■ **EXERCISE DESCRIPTION**
Match the word "Strength". Return each line of the data below where it appears.

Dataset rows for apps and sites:
_____
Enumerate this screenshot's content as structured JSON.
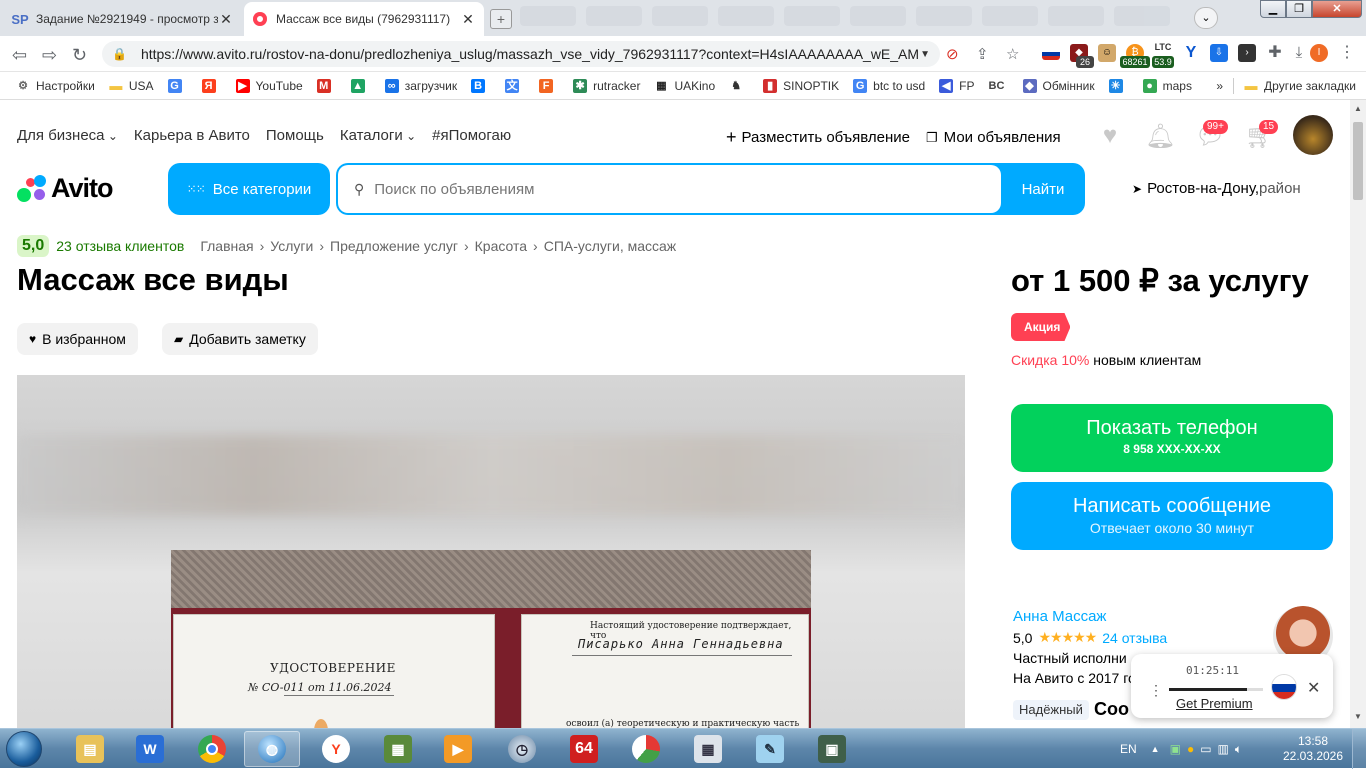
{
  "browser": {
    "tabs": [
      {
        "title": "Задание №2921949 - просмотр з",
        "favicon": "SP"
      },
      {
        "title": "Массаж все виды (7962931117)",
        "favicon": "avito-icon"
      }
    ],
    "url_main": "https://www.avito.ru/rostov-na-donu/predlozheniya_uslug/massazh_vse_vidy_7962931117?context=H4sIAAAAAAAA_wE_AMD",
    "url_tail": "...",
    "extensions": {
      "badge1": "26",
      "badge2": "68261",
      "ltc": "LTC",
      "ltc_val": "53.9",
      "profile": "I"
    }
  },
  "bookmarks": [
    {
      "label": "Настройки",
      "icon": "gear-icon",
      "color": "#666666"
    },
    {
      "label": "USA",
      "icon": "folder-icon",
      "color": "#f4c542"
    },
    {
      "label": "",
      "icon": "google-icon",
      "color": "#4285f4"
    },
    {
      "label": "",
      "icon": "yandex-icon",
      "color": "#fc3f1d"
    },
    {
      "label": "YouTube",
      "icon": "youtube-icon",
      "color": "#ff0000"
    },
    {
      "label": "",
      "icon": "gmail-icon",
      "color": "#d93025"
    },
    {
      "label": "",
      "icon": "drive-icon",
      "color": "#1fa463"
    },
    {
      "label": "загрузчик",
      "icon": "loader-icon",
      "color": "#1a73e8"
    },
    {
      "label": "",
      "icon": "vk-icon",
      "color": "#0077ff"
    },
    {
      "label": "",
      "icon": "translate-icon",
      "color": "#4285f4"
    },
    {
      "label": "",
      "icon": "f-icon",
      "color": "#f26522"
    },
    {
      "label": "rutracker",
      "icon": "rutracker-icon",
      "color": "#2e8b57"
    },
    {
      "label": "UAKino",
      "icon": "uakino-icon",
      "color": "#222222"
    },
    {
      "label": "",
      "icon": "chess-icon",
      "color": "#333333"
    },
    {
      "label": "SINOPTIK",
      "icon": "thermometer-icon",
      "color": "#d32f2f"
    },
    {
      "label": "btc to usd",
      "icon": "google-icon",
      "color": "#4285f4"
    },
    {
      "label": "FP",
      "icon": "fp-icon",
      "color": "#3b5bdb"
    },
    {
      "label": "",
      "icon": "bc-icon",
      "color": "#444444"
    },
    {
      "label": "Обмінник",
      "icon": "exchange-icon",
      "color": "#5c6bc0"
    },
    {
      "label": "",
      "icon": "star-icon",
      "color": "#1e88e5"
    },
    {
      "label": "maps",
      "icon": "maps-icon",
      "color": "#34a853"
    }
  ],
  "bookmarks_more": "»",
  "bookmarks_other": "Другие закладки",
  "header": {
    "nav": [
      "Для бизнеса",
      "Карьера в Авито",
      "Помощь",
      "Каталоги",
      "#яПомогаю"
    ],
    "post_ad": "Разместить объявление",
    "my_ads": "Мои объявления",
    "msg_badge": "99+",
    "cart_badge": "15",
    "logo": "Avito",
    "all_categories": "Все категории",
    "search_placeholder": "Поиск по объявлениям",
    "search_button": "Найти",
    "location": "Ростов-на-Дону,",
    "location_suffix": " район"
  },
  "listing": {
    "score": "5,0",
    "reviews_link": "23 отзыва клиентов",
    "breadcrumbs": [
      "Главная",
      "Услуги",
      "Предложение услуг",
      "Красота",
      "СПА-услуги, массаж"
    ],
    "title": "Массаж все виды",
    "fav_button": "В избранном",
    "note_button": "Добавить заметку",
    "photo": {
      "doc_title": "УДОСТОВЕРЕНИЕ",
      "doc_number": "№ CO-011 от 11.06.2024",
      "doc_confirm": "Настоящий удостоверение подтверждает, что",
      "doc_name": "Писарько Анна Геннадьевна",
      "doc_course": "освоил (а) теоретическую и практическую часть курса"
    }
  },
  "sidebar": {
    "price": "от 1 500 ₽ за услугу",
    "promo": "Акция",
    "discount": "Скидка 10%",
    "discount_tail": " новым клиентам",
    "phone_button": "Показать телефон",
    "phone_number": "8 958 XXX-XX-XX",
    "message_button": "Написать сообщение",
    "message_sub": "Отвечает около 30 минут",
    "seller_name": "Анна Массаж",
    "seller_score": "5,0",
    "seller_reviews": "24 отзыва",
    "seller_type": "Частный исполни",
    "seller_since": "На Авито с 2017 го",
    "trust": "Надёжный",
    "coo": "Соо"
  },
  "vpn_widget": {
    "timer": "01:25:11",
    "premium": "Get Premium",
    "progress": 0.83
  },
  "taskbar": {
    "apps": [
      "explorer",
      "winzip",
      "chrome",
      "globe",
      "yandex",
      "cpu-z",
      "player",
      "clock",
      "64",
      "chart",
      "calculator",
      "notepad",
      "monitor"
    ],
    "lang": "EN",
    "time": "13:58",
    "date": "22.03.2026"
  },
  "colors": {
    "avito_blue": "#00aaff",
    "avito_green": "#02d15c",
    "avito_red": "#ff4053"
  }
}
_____
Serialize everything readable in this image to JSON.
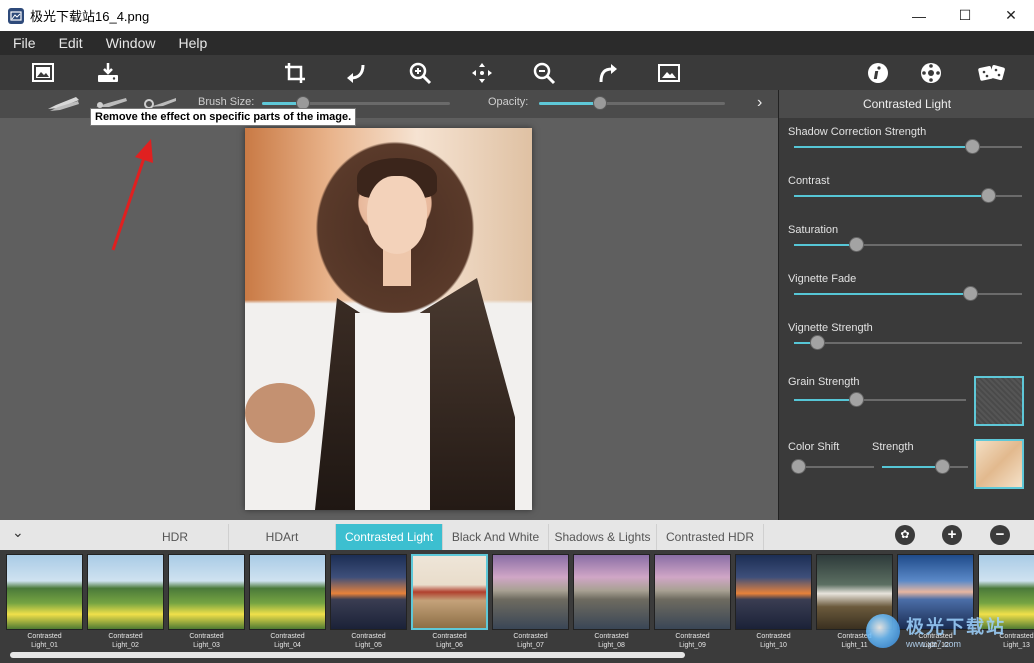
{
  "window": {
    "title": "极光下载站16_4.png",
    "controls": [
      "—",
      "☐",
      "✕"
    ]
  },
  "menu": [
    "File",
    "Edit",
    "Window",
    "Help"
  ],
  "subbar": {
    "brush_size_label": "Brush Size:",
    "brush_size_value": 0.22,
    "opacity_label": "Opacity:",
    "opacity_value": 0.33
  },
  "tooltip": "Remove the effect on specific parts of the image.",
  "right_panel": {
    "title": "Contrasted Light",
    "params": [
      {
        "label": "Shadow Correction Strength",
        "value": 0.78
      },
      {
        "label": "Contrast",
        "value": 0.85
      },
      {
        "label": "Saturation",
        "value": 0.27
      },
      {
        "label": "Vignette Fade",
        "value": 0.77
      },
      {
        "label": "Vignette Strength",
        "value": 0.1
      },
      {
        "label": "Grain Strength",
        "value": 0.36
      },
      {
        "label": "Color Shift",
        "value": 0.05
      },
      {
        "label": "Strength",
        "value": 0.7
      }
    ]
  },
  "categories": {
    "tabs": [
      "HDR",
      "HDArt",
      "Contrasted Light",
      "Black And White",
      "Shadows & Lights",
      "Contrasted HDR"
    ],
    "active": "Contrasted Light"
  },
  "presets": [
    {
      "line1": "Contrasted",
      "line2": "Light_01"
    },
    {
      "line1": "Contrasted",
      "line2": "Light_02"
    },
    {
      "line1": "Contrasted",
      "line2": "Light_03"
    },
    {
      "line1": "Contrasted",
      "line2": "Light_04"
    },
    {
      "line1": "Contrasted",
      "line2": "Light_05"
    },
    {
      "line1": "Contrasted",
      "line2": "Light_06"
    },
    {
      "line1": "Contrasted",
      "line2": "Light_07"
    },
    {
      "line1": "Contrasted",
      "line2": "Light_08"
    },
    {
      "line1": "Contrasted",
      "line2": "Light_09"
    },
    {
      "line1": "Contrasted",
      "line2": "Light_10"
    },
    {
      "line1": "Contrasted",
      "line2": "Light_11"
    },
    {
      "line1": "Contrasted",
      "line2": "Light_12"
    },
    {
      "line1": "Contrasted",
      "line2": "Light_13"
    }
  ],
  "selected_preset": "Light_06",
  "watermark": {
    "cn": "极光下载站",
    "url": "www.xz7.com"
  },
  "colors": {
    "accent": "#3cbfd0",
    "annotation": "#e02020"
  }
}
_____
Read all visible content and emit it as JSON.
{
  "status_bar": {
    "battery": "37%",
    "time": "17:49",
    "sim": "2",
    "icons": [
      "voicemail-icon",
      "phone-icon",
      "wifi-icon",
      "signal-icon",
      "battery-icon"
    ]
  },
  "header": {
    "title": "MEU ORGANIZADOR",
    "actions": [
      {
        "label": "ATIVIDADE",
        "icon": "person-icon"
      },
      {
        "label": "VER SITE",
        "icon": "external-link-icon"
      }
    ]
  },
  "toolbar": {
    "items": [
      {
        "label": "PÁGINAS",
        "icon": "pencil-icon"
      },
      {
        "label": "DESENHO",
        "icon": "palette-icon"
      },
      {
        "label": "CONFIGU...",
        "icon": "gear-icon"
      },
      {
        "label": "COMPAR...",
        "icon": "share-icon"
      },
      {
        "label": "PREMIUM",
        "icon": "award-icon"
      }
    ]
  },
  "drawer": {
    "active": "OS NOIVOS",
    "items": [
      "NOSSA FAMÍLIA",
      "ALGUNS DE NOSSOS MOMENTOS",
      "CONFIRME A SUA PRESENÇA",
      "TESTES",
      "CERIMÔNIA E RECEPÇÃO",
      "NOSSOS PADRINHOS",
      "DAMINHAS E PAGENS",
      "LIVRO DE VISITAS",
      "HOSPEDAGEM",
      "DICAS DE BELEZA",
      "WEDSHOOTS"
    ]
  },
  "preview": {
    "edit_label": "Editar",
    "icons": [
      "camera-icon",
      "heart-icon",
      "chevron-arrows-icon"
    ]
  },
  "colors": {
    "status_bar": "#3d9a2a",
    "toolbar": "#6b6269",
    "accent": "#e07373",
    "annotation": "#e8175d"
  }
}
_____
■ **RESPONSE**
        "label": "Shadow Correction Strength",
        "label": "Vignette Strength",
        "label": "Grain Strength",
        "label": "Strength",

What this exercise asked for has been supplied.